# YOUR ASSIGNMENT
Track down every line below that holds "true" and copy it.

[Stored records]
+===+
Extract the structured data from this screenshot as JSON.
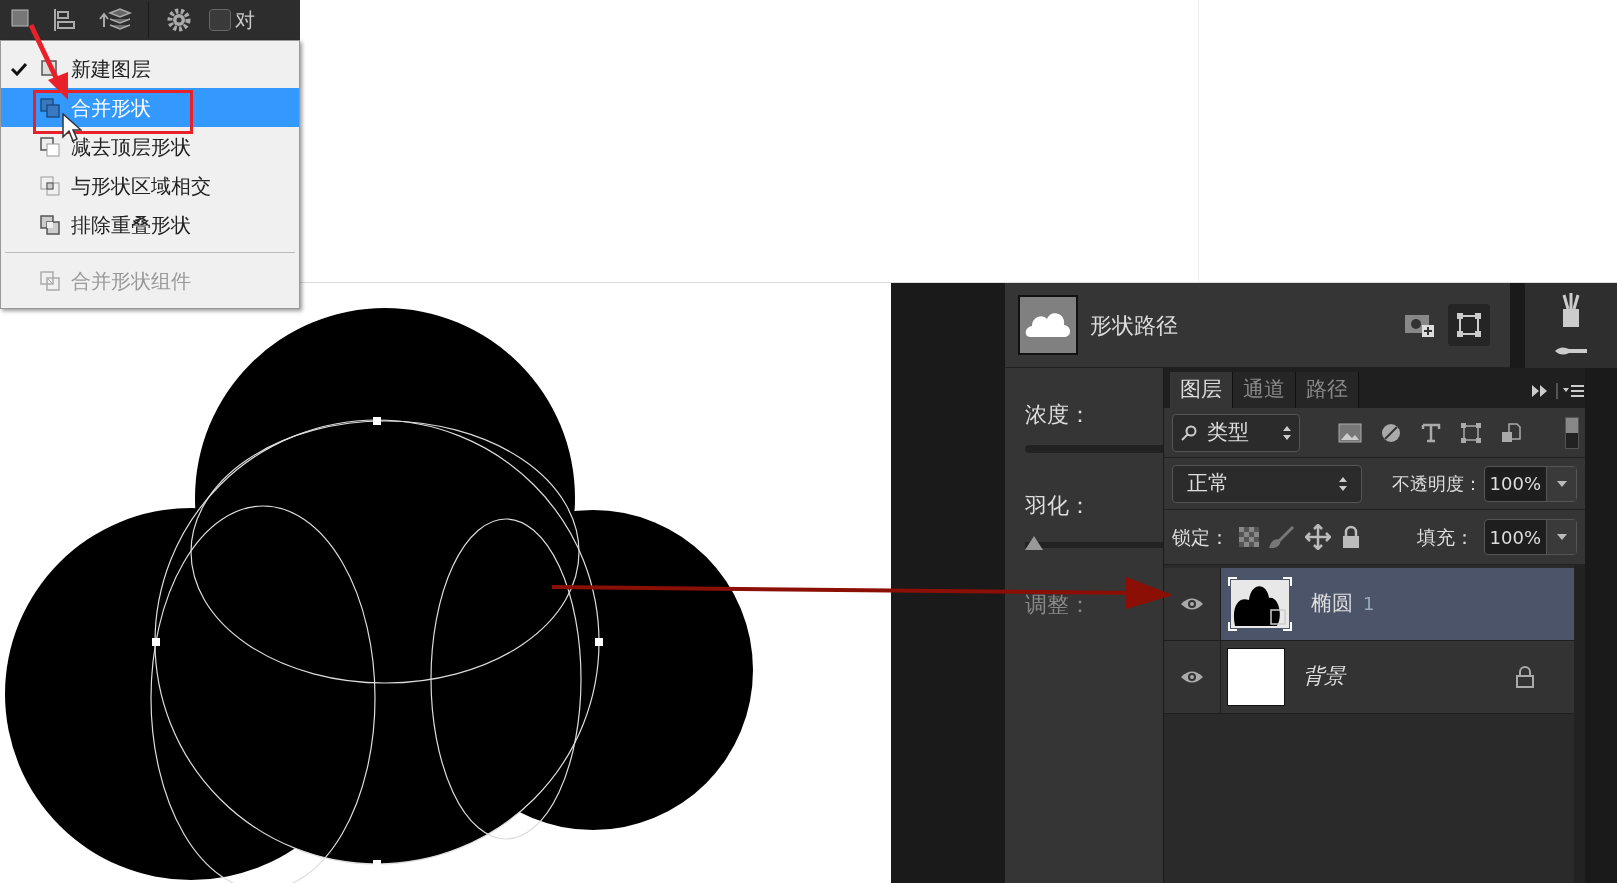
{
  "toolbar": {
    "checkbox": {
      "label": "对",
      "checked": false
    }
  },
  "menu": {
    "items": [
      {
        "label": "新建图层",
        "kind": "mode",
        "checked": true,
        "selected": false,
        "disabled": false
      },
      {
        "label": "合并形状",
        "kind": "mode",
        "checked": false,
        "selected": true,
        "disabled": false
      },
      {
        "label": "减去顶层形状",
        "kind": "mode",
        "checked": false,
        "selected": false,
        "disabled": false
      },
      {
        "label": "与形状区域相交",
        "kind": "mode",
        "checked": false,
        "selected": false,
        "disabled": false
      },
      {
        "label": "排除重叠形状",
        "kind": "mode",
        "checked": false,
        "selected": false,
        "disabled": false
      },
      {
        "label": "合并形状组件",
        "kind": "component",
        "checked": false,
        "selected": false,
        "disabled": true
      }
    ]
  },
  "properties": {
    "title": "形状路径",
    "fields": [
      {
        "label": "浓度：",
        "kind": "track",
        "disabled": false
      },
      {
        "label": "羽化：",
        "kind": "slider",
        "level": 0,
        "disabled": false
      },
      {
        "label": "调整：",
        "kind": "label",
        "disabled": true
      }
    ]
  },
  "layers": {
    "tabs": [
      {
        "label": "图层",
        "selected": true
      },
      {
        "label": "通道",
        "selected": false
      },
      {
        "label": "路径",
        "selected": false
      }
    ],
    "filter": {
      "value": "类型"
    },
    "blend_mode": {
      "value": "正常"
    },
    "opacity": {
      "label": "不透明度：",
      "value": "100%"
    },
    "lock": {
      "label": "锁定："
    },
    "fill": {
      "label": "填充：",
      "value": "100%"
    },
    "items": [
      {
        "name": "椭圆",
        "suffix": "1",
        "kind": "shape",
        "selected": true,
        "locked": false
      },
      {
        "name": "背景",
        "kind": "background",
        "selected": false,
        "locked": true
      }
    ]
  }
}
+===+
# RESPONSE BOX
        "checked": true,
        "selected": true,
        "disabled": true
        "disabled": true
        "selected": true
        "selected": true,
        "locked": true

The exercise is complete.